[Stored data]
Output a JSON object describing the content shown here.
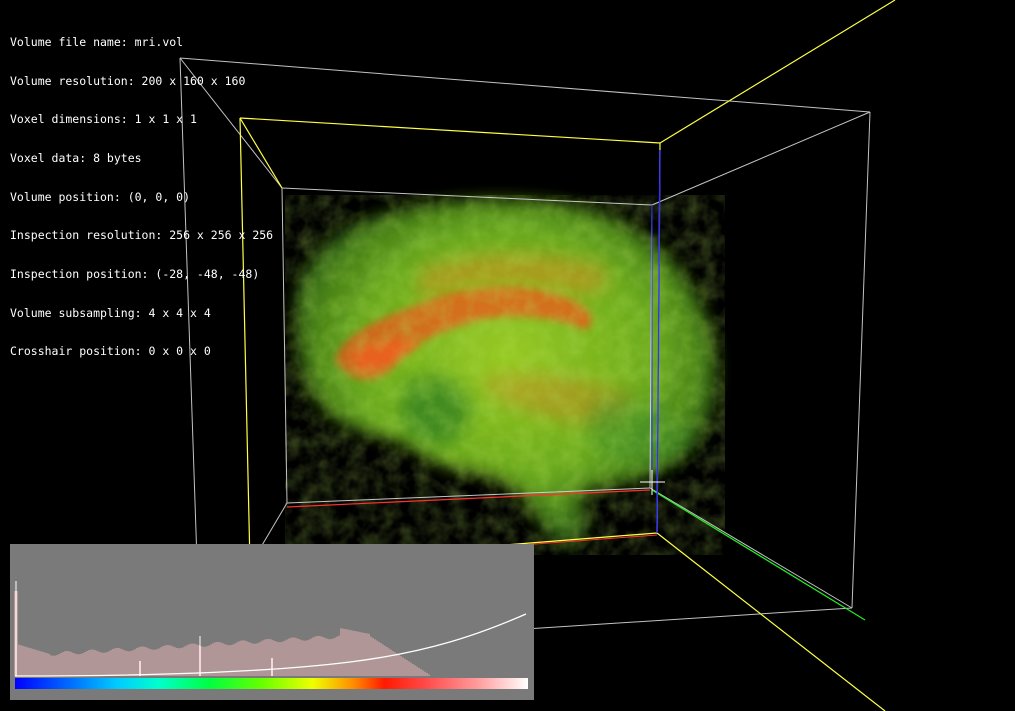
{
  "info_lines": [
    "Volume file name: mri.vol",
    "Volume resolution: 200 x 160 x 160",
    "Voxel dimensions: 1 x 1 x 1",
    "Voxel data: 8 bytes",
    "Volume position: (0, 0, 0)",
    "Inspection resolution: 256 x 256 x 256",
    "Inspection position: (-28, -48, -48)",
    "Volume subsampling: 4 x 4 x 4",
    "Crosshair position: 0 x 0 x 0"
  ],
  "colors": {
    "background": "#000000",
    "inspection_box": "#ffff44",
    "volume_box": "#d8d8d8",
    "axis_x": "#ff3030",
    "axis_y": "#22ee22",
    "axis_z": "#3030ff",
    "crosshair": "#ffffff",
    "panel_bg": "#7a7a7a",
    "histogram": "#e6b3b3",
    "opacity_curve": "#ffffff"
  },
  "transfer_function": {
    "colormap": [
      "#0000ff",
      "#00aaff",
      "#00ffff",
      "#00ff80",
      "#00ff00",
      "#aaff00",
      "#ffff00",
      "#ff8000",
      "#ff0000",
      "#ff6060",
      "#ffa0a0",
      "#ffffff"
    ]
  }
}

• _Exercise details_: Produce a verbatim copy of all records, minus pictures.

• _Exercise response_:
Output a JSON object describing the content shown here.
{
  "info_lines": [
    "Volume file name: mri.vol",
    "Volume resolution: 200 x 160 x 160",
    "Voxel dimensions: 1 x 1 x 1",
    "Voxel data: 8 bytes",
    "Volume position: (0, 0, 0)",
    "Inspection resolution: 256 x 256 x 256",
    "Inspection position: (-28, -48, -48)",
    "Volume subsampling: 4 x 4 x 4",
    "Crosshair position: 0 x 0 x 0"
  ],
  "colors": {
    "background": "#000000",
    "inspection_box": "#ffff44",
    "volume_box": "#d8d8d8",
    "axis_x": "#ff3030",
    "axis_y": "#22ee22",
    "axis_z": "#3030ff",
    "crosshair": "#ffffff",
    "panel_bg": "#7a7a7a",
    "histogram": "#e6b3b3",
    "opacity_curve": "#ffffff"
  },
  "transfer_function": {
    "colormap": [
      "#0000ff",
      "#00aaff",
      "#00ffff",
      "#00ff80",
      "#00ff00",
      "#aaff00",
      "#ffff00",
      "#ff8000",
      "#ff0000",
      "#ff6060",
      "#ffa0a0",
      "#ffffff"
    ]
  }
}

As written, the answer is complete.